So no, I am not particularly driven by a desire to please an audience; I’m not getting paid for what I do anyway (thank goodness I have a good retirement!). I would rather try to please the 10% who understand what I’m doing (and are inspired by the effort, if not the results) than to get a rousing ovation for playing favorite sing-along songs. Virtuosity is exactly what I want to hear as a member of the audience, so I am thinking about my audience; I’m just thinking about a different part of the audience than you are. I like to think that I will eventually tip the scales to where folks are so amazed at what I do that they can’t help but applaud, whether they like or understand the music or not! My entertainment chops are severely lacking, so I need to do something to catch attention and contribute to the party.
To those who say “lighten up; it’s a banjo for gosh sakes!” I say, “that’s exactly why it’s declining, and not catching the attention of the general public or the mainstream music community. Too many have given up the chase and just play it for fun.” I don’t plan to lighten up—or lower my sights—anytime soon; you get what you want out of the banjo, I’ll get what I want! I could never be so arrogant as to say “I’m the greatest.” But I have to be honest, and say that I would certainly like to be great! I see hard work and self-confidence as the best route to that. What’s wrong with that?

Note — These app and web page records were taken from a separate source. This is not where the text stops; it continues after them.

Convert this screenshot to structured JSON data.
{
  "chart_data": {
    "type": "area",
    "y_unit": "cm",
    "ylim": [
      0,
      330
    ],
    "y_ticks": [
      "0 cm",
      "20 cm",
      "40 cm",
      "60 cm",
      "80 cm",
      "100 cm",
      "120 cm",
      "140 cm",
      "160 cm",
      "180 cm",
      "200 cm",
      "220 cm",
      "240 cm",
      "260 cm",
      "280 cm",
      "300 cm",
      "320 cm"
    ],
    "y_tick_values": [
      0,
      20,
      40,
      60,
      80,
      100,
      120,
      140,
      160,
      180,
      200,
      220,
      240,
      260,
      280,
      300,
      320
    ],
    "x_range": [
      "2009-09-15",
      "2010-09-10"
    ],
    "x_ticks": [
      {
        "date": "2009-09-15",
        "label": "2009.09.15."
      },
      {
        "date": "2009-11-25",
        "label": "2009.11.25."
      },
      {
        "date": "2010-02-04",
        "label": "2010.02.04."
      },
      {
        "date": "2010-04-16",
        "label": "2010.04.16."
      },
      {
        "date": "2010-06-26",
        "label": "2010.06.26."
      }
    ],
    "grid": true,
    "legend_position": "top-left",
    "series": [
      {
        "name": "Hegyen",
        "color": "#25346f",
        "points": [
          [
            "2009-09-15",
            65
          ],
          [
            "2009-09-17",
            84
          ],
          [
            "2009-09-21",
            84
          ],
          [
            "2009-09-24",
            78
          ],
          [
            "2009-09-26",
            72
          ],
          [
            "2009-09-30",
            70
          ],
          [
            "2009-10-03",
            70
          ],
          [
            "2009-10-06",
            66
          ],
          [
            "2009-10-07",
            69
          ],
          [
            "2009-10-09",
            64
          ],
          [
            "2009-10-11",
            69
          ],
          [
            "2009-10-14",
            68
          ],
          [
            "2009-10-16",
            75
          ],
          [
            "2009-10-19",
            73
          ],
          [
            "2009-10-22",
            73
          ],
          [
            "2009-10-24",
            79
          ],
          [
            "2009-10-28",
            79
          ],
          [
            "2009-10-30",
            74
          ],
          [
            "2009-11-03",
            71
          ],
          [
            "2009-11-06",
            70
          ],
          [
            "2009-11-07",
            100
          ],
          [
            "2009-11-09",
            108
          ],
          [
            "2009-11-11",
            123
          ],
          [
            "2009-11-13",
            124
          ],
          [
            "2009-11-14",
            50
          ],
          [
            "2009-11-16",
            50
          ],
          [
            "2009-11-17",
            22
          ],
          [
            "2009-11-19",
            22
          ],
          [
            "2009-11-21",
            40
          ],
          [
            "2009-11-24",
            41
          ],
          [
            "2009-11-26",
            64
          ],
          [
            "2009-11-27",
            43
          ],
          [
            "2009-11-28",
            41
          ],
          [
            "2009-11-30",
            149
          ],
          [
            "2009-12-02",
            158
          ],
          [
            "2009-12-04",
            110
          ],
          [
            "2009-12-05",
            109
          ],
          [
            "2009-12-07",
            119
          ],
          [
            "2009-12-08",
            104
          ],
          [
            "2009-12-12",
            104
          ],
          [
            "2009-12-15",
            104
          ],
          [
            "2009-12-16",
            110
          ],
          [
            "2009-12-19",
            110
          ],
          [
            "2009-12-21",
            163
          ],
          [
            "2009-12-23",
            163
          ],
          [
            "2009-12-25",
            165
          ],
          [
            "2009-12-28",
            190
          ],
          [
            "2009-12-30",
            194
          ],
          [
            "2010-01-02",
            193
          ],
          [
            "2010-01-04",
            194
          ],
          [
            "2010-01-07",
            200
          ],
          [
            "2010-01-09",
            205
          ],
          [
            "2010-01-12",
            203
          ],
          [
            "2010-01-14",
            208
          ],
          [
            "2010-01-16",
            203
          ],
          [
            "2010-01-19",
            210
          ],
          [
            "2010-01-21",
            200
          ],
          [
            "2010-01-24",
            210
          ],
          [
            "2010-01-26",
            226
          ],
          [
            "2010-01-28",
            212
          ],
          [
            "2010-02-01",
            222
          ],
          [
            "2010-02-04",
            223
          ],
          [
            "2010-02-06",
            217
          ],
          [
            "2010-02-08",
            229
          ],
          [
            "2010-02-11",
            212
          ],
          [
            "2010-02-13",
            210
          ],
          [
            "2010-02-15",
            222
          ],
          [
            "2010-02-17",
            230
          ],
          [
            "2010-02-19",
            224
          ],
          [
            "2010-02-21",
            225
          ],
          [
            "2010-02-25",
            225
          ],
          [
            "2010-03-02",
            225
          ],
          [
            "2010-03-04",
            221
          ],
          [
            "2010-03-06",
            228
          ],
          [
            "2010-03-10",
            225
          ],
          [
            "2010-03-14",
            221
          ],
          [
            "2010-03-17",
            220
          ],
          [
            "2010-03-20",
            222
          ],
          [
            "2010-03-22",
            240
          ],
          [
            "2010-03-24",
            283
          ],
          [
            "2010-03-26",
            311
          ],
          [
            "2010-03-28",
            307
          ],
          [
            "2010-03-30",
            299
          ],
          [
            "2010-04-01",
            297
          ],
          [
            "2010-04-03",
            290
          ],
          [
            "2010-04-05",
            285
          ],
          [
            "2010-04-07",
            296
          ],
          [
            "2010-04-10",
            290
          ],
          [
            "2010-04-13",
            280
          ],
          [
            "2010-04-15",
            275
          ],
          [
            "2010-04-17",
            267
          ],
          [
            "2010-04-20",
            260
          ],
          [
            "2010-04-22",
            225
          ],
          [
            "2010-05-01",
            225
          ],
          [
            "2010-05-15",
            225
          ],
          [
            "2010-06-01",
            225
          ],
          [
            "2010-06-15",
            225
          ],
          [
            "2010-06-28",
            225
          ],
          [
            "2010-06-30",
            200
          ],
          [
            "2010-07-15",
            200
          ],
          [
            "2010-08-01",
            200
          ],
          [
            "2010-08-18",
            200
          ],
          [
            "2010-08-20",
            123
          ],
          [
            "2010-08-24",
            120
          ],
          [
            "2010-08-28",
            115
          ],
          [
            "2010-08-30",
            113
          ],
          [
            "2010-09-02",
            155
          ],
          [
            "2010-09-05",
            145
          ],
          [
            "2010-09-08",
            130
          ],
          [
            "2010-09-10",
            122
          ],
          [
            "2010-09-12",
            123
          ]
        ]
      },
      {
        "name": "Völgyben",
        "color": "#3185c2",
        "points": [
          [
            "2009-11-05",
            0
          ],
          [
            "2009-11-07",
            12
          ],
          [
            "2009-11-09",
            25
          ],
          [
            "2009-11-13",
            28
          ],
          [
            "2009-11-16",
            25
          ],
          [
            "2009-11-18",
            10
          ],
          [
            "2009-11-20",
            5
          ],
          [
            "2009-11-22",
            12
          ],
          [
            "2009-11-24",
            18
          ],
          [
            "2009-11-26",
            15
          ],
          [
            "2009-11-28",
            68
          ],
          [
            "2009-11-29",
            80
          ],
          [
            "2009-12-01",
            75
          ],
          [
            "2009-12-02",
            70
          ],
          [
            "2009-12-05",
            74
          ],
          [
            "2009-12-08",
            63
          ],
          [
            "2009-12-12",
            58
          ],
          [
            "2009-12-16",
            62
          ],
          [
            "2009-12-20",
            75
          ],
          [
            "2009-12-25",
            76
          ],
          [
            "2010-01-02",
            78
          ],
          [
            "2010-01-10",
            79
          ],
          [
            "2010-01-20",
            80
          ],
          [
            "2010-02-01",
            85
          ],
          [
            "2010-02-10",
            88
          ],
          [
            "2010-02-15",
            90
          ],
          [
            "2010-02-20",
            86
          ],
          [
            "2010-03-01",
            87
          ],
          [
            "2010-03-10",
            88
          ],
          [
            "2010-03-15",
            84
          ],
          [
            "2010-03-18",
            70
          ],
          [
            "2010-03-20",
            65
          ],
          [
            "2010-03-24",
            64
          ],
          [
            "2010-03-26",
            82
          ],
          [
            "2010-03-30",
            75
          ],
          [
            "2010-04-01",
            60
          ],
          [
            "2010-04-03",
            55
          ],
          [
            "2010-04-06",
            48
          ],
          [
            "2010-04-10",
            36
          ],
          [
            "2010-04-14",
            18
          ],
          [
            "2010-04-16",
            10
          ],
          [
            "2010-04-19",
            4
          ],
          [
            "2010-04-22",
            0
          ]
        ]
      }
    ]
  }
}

I certainly don’t mean to turn off, offend, or threaten anyone with my attitude, and I sincerely apologize if I do. I also don’t mean to “spoil the fun” of playing the banjo; my own fun continues to increase with my increasing skill (even if my grimacing, un-smiling performance face seems to say otherwise—just close your eyes and listen!). My former self-deprecating, non-threatening persona—which put people at ease around me—is gradually giving way to a realization that what you say about yourself is what you truly believe; “as you think, so shall you be.” I am simply changing my narrative.
I will always be a nice guy, and will never think less of you for not sharing my ambition (though I hope that ambition is inspiring). That’s why I like to share my journey in workshops; I believe that anybody can do at least some of this stuff if they put their mind to it. If it worked for me, it will for you too. I was inspired by Buddy’s workshops, even when he occasionally became overly-brutally honest; I swear, he was talking directly to me! And I loved it! Yes, he is an “artist,” and most of the rest of us (myself included) are “typists.” I was not offended by that theme; on the contrary, I was inspired by it. I want to be an artist too! That is the challenging model I’m trying to emulate—just in a nicer way.
My ambition is also fueled by a desire to be an inspiration to the younger generations. When I wrote my book, Beyond Chord Melody, I dedicated it thusly:
“All my work is humbly dedicated to the young banjoists of today and tomorrow. My most sincere hope is that this book proves valuable to them in their important role of ensuring the future of the plectrum banjo.”
I have not yet done much good for the banjo; give me time and encouragement and I will! And I would love to have company—young and old—on my “quest to be the best” and to help raise the image of the banjo. Who’s in?